● **SOURCE MATERIAL**:
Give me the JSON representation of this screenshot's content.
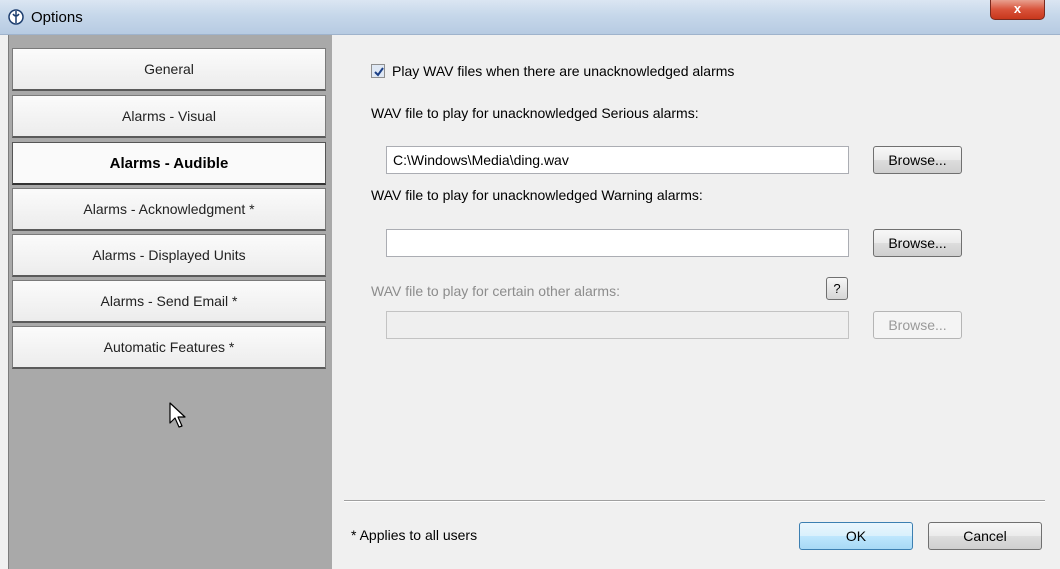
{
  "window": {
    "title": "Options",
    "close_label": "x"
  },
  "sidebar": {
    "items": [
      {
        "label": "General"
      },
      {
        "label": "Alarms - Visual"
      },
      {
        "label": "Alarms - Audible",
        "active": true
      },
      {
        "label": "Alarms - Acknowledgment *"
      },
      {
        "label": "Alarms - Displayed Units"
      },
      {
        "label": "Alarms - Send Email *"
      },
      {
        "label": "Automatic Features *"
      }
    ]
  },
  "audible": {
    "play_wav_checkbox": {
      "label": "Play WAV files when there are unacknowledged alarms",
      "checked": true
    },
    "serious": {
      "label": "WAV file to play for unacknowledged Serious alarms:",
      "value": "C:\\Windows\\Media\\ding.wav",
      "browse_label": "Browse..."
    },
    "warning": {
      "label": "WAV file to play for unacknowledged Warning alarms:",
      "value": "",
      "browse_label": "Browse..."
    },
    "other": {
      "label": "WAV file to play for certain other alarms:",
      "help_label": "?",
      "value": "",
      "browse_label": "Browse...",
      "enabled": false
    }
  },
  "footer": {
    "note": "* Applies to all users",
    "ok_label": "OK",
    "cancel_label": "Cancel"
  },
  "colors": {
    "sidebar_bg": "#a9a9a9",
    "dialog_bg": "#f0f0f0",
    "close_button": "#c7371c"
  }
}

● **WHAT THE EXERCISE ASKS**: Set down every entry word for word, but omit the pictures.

● **ANSWER SPACE**:
Give me the JSON representation of this screenshot's content.
{
  "window": {
    "title": "Options",
    "close_label": "x"
  },
  "sidebar": {
    "items": [
      {
        "label": "General"
      },
      {
        "label": "Alarms - Visual"
      },
      {
        "label": "Alarms - Audible",
        "active": true
      },
      {
        "label": "Alarms - Acknowledgment *"
      },
      {
        "label": "Alarms - Displayed Units"
      },
      {
        "label": "Alarms - Send Email *"
      },
      {
        "label": "Automatic Features *"
      }
    ]
  },
  "audible": {
    "play_wav_checkbox": {
      "label": "Play WAV files when there are unacknowledged alarms",
      "checked": true
    },
    "serious": {
      "label": "WAV file to play for unacknowledged Serious alarms:",
      "value": "C:\\Windows\\Media\\ding.wav",
      "browse_label": "Browse..."
    },
    "warning": {
      "label": "WAV file to play for unacknowledged Warning alarms:",
      "value": "",
      "browse_label": "Browse..."
    },
    "other": {
      "label": "WAV file to play for certain other alarms:",
      "help_label": "?",
      "value": "",
      "browse_label": "Browse...",
      "enabled": false
    }
  },
  "footer": {
    "note": "* Applies to all users",
    "ok_label": "OK",
    "cancel_label": "Cancel"
  },
  "colors": {
    "sidebar_bg": "#a9a9a9",
    "dialog_bg": "#f0f0f0",
    "close_button": "#c7371c"
  }
}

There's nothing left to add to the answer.